IF we were going to introduce Hercules to children i'm not sure there's a better way to do it given the facts she adds and the whole authors notes section that gives the adult points to share with the child about the truth of Hercules' life, but i think the issue I have is that we aren't honest about slavery as a nation so there is no macro to the books micro. The whole notion of the books value would only be true if there was honesty in the realities of slavery to juxtapose it and unfortunately there is absolutely none in our society's relationship with slavery.
Basically what Id like to do is set up sort of a cookbook swap where i'd be able to pass on cookbooks to students of folks very early along in their careers that could use some encouragement straight from the collections of working chefs with personal messages of inspiration. What I'm proposing is that you look through your cookbooks and pick the one you find most inspirational in, feel is important to our foodways, or just plain love for its informative nature, and pay it forward by either sending it to me so that I can pass them along or you can hold on to them send an email to let me know you're interested in participating and ill just have a running list of chefs on call and when I meet a student in need ill just forward you the mailing info and you can send it directly to the student.
The symposium begins on Emancipation Day with a welcome reception in the elegant foyer of the George Washington Carver Museum and Cultural Center. We will spend the next day and a half eating and drinking together on the historic campus of Austin’s historically black college, Huston-Tillotson University, while discussing the complex intersection of African American foodways and traditions, and how they have been used to define culture.

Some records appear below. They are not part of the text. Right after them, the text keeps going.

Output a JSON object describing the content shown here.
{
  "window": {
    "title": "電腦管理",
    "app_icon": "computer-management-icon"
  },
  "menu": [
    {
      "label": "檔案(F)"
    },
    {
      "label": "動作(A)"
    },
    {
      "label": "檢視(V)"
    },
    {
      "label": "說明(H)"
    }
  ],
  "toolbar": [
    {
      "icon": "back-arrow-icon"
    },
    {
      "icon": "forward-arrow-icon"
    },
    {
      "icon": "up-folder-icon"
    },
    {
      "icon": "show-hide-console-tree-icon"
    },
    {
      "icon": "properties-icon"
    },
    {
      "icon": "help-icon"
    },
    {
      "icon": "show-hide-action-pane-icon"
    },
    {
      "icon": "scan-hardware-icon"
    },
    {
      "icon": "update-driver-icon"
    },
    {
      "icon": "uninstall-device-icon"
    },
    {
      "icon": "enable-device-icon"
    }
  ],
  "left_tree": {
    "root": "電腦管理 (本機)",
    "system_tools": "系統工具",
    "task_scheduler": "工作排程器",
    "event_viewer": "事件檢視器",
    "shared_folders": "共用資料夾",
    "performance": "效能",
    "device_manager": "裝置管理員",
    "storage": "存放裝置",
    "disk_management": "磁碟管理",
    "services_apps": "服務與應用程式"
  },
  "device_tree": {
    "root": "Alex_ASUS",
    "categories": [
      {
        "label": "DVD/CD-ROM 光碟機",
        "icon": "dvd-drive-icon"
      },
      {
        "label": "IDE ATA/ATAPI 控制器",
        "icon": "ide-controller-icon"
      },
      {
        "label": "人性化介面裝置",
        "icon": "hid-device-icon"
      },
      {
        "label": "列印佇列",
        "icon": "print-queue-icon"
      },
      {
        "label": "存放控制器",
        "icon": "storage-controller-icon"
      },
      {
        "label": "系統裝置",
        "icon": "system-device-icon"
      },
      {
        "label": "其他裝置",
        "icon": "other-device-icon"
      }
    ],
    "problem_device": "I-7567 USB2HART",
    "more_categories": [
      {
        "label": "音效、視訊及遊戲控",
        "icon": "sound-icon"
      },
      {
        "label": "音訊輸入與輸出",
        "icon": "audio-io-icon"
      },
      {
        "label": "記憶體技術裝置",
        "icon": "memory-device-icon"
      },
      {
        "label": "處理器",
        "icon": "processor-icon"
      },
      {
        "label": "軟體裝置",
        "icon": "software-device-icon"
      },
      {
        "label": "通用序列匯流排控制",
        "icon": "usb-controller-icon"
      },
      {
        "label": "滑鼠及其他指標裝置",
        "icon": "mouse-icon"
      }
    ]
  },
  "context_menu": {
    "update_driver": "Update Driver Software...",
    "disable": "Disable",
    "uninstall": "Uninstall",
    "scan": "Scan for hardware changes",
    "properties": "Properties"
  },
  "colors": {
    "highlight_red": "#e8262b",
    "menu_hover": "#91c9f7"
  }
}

The Iconoclast Dinner Experience is a unique culinary event curated by Lezli and Chris Harvell that will showcase the work of food, wine and spirits icons of color from no fewer than three continents. These chefs and tastemakers will collaborate on an epic and intimate gastronomic experience for 80 lucky individuals at the legendary James Beard House in New York.
The details about the dinner and more information on Fuller can be read in the Post and Courier article and in the original post here, but what i wanted to share is about the spirit of the dinner that has led to an interesting twist on selecting the 80 or so diners. Nat Fuller didn't sell tickets to his reconciliation banquet, and the committee organizing the commemorative feast is following suit. In order to ensure a group of attendees that mirrors the group that Fuller assembled, seats will be allocated by invitation. But six of those invitations will be extended to winners of an essay contest administered by The Post and Courier.